, Salem, MA


November 15, 2013

Column: Vaccine exemptions pose rising risks of disease


Those countries may be far away, but distance no longer provides the protection it once did. A measles outbreak in Brooklyn earlier this year, brought back by an overseas traveler, is a stark reminder that an outbreak — or epidemic — can be just one plane ride away.

Too many people are losing sight of the importance of vaccines. More states are granting medical and philosophical exemptions from childhood vaccinations, and the medical-conspiracy theorists are still at it; despite mountains of scientific evidence on the safety of vaccines, scare tactics can still work with some people.

The irony and frustration of the current resurgence of these diseases is that as more diseases become drug-resistant, as new ones like MERS emerge, we continue to fight the old ones we can easily prevent.

Physicians must recognize the rights of parents to make what they believe are proper decisions about immunizations for their children, even if the physician and the scientific evidence do not support that decision. However, physicians, parents and patients of all ages must recognize that immunization is a public health priority, as well as a personal health issue.

Vaccines have an enviable safety record. They prevent diseases that once claimed millions of lives (and in some countries, still do), and high vaccination rates provide a collective, public health advantage, as even those who are not immunized benefit from “herd immunity” because so many others do get vaccinated.

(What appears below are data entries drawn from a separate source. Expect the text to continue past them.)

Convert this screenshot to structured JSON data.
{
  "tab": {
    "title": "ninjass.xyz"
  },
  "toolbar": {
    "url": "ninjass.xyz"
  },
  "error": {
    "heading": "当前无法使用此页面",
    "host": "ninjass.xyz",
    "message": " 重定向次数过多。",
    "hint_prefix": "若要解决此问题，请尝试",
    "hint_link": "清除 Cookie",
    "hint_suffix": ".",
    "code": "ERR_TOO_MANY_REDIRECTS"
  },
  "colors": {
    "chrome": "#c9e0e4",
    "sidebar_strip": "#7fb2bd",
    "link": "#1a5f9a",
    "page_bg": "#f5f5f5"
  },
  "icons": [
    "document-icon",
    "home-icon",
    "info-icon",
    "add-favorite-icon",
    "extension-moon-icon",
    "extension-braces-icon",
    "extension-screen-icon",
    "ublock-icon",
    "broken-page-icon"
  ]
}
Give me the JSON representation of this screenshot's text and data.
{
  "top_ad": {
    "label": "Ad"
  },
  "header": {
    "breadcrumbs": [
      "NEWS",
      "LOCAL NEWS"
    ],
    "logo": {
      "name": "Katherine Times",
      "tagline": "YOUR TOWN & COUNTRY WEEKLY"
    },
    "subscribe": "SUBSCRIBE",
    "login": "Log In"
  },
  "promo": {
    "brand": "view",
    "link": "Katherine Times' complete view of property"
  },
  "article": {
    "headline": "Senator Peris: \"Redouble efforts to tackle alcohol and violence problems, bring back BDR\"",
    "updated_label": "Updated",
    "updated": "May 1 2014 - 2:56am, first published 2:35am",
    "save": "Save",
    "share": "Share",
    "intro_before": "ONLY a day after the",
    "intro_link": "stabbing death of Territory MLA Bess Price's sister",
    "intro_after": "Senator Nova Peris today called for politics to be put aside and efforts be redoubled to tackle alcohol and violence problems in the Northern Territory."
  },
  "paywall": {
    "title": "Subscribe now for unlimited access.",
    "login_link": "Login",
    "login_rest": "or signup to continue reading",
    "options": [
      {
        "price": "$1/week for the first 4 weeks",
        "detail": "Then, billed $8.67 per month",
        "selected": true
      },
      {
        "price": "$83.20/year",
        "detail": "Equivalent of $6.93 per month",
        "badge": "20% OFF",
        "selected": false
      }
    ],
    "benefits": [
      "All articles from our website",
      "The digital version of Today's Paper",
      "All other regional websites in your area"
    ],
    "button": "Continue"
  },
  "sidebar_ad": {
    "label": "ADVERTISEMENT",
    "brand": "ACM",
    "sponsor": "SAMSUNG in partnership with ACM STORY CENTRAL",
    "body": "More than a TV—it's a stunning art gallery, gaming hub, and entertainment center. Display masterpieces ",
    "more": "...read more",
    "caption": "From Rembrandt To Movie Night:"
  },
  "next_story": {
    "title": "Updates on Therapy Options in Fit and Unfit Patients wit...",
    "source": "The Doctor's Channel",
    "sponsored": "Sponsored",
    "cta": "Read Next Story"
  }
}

Vaccines are considered one of medicine’s greatest advances and should be an indispensable part of primary care. With them, we can easily, inexpensively prevent suffering, illness and death. Without them, our most vulnerable individuals are needlessly put at risk of disease, with the potential for future and lifelong complications. The choice should be clear.


Ronald Dunlap, M.D., a cardiologist at South Shore Hospital, is president of the Massachusetts Medical Society, and John O’Reilly, M.D., a pediatrician at Baystate Health, is president of the Massachusetts Chapter of the American Academy of Pediatrics.

Text Only | Photo Reprints

AP Video
Raw: Massive Dust Storm Covers Phoenix 12-hour Cease-fire in Gaza Fighting Begins Raw: Bolivian Dancers Attempt to Break Record Raw: Israel, Palestine Supporters Rally in US Raw: Palestinians and Israeli Soldiers Clash Raw: Air Algerie Flight 5017 Wreckage Virginia Governor Tours Tornado Aftermath Judge Faces Heat Over Offer to Help Migrant Kids Kerry: No Deal Yet on 7-Day Gaza Truce Kangaroo Goes Missing in Oklahoma More M17 Bodies Return, Sanctions on Russia Grow Gaza Residents Mourn Dead Amid Airstrikes Raw: Deadly Tornado Hits Virginia Campground Ohio State Marching Band Chief Fired After Probe Raw: Big Rig Stuck in Illinois Swamp Cumberbatch Brings 'Penguins' to Comic-Con Raw: Air Algerie Crash Site in Mali Power to Be Restored After Wash. Wildfire Crashed Air Algerie Plane Found in Mali Israel Mulls Ceasefire Amid Gaza Offensive
Comments Tracker
Roll Call
Helium debate